Trask: What made “Maid” interesting to you? So much so that you wanted to translate and publish it? There are many more “conventional” Japanese RPGs out there.

EC: Personally I think Maid RPG is a very fascinating, innovative, fun game. Its use of random tables in particular is inspired. I don’t normally care for random character creation, but Maid RPG will provide you with “a sexy heroine cyborg fox spirit who became a maid out of her unrequited love for the Master.” And letting players spend Favor points to invoke random events makes for some amazing gameplay, in addition to letting you play the game with pretty much zero prep

Trask: Could you run it as a longer campaign?

EC: The game isn’t really designed around it–though there is character advancement–but you could if you wanted to. It lends itself to sitcom/gag manga type gaming pretty well, or you can put together a more conventional RPG campaign setup if you prefer. Some of the scenarios in the book show both extremes.

Trask: Had you translated anything else from Japanese professionally before this?

EC: I’ve done quite a bit of work localizing video games now, mostly anime-based stuff. I actually enjoy it a lot despite how incredibly rushed it usually is.

Trask: How long did the translation take to complete?

EC: I think I wound up doing it over the course of about 5 or 6 months, though it got very rushed towards the end as we were scrambling to get everything ready in time for Gen Con.

Trask: Going back to the more mundane aspects of the project, how difficult was it to get the book published? Do you have any tips for potential first-time publishers reading this post?

EC: Well, Andy handled a lot of the grunt work of figuring out a printer, hiring a guy (Ben Lehman) to do layouts, and contacting Sunset Games to arrange the licensing. The one thing I can say myself is: Don’t rush to get stuff ready in time for a con. Selling Maid RPG at Gen Con this year was an amazing experience, but the weeks leading up to it were exceedingly stressful.

Trask: Any future supplements planned?

EC: Well, as far as I know the original designer, Ryo Kamiya, has mostly moved on to other games, so there won’t be any more Japanese Maid RPG material to translate. I have a vague notion of assembling a book of original material in English, but that’ll require writing, playtesting, and paying for some artwork on top of everything we had to go through for the rulebook, so if we do such a thing, we’re going to take our time on it. I’m also (slowly) working on a quickstart rules packet, which will include an original scenario.
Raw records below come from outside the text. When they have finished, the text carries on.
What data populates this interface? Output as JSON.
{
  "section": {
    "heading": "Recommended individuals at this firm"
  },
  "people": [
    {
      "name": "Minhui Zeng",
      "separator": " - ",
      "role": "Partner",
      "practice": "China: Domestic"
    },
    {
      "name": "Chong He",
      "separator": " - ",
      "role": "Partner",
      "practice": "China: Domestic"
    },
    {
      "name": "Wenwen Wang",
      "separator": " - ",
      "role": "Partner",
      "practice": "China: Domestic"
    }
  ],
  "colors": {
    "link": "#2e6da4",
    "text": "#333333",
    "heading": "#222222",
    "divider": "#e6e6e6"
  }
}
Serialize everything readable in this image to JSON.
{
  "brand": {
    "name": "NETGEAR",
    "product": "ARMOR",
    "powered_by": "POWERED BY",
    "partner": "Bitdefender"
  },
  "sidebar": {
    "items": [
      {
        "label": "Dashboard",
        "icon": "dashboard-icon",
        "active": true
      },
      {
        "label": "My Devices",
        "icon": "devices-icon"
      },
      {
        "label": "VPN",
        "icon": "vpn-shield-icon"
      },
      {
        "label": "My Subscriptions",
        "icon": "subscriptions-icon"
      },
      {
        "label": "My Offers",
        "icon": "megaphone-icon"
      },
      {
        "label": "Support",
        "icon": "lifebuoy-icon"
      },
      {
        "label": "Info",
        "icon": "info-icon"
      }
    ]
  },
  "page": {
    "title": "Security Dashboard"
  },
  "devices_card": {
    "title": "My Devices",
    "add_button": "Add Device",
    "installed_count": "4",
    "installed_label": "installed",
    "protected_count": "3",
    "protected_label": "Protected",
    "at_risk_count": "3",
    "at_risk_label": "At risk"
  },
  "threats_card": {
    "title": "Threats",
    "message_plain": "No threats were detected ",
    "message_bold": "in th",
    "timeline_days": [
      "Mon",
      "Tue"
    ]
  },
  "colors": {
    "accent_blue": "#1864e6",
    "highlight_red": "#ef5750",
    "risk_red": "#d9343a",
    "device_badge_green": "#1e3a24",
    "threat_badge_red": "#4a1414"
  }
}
Trask: Excellent! Thank you for you time.

EC: Thank you. :3

Trask, The Last Tyromancer



Trask is a long-time gamer, world traveler and history buff. He hopes that his scribblings will both inform and advance gaming as a hobby.